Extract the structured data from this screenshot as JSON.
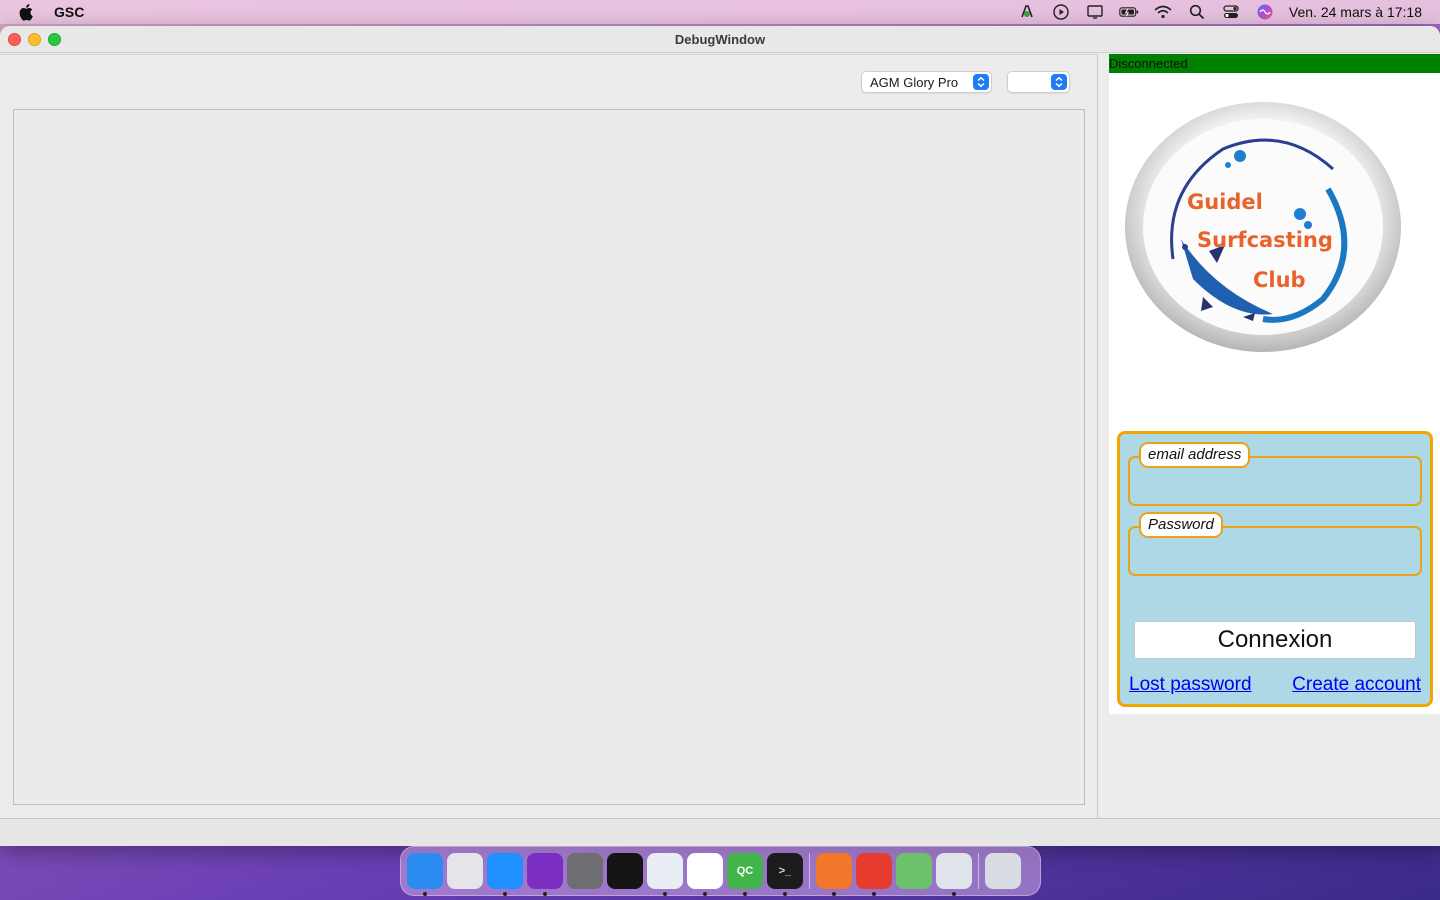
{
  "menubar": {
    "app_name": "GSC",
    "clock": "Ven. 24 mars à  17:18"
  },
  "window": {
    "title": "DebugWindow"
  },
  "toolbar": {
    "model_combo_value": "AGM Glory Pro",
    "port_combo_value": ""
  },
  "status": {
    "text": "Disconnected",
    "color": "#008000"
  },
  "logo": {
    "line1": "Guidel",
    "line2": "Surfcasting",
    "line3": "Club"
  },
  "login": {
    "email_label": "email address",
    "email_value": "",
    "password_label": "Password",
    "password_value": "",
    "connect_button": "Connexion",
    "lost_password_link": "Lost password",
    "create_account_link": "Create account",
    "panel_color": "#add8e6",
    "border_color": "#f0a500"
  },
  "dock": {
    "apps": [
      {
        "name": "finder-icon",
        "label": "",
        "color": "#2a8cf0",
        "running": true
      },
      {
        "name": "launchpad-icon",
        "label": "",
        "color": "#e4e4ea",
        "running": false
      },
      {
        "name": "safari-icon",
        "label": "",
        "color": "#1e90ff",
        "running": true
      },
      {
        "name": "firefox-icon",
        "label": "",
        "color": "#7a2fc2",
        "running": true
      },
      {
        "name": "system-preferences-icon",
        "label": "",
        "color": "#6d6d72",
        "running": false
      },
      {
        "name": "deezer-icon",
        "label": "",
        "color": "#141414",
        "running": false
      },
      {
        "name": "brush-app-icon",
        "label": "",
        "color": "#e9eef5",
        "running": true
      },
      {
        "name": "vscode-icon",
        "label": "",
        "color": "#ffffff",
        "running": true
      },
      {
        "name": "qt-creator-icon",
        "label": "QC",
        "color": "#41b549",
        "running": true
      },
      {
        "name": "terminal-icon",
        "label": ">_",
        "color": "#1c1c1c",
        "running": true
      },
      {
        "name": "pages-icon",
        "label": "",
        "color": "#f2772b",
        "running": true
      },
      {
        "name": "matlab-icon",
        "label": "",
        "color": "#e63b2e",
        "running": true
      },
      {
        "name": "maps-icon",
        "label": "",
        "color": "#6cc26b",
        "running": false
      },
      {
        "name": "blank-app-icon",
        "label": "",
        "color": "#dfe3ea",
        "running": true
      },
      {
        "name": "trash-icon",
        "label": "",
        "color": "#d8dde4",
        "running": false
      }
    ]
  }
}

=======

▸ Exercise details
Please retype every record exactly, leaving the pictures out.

▸ The completed task
Extract the structured data from this screenshot as JSON.
{
  "menubar": {
    "app_name": "GSC",
    "clock": "Ven. 24 mars à  17:18"
  },
  "window": {
    "title": "DebugWindow"
  },
  "toolbar": {
    "model_combo_value": "AGM Glory Pro",
    "port_combo_value": ""
  },
  "status": {
    "text": "Disconnected",
    "color": "#008000"
  },
  "logo": {
    "line1": "Guidel",
    "line2": "Surfcasting",
    "line3": "Club"
  },
  "login": {
    "email_label": "email address",
    "email_value": "",
    "password_label": "Password",
    "password_value": "",
    "connect_button": "Connexion",
    "lost_password_link": "Lost password",
    "create_account_link": "Create account",
    "panel_color": "#add8e6",
    "border_color": "#f0a500"
  },
  "dock": {
    "apps": [
      {
        "name": "finder-icon",
        "label": "",
        "color": "#2a8cf0",
        "running": true
      },
      {
        "name": "launchpad-icon",
        "label": "",
        "color": "#e4e4ea",
        "running": false
      },
      {
        "name": "safari-icon",
        "label": "",
        "color": "#1e90ff",
        "running": true
      },
      {
        "name": "firefox-icon",
        "label": "",
        "color": "#7a2fc2",
        "running": true
      },
      {
        "name": "system-preferences-icon",
        "label": "",
        "color": "#6d6d72",
        "running": false
      },
      {
        "name": "deezer-icon",
        "label": "",
        "color": "#141414",
        "running": false
      },
      {
        "name": "brush-app-icon",
        "label": "",
        "color": "#e9eef5",
        "running": true
      },
      {
        "name": "vscode-icon",
        "label": "",
        "color": "#ffffff",
        "running": true
      },
      {
        "name": "qt-creator-icon",
        "label": "QC",
        "color": "#41b549",
        "running": true
      },
      {
        "name": "terminal-icon",
        "label": ">_",
        "color": "#1c1c1c",
        "running": true
      },
      {
        "name": "pages-icon",
        "label": "",
        "color": "#f2772b",
        "running": true
      },
      {
        "name": "matlab-icon",
        "label": "",
        "color": "#e63b2e",
        "running": true
      },
      {
        "name": "maps-icon",
        "label": "",
        "color": "#6cc26b",
        "running": false
      },
      {
        "name": "blank-app-icon",
        "label": "",
        "color": "#dfe3ea",
        "running": true
      },
      {
        "name": "trash-icon",
        "label": "",
        "color": "#d8dde4",
        "running": false
      }
    ]
  }
}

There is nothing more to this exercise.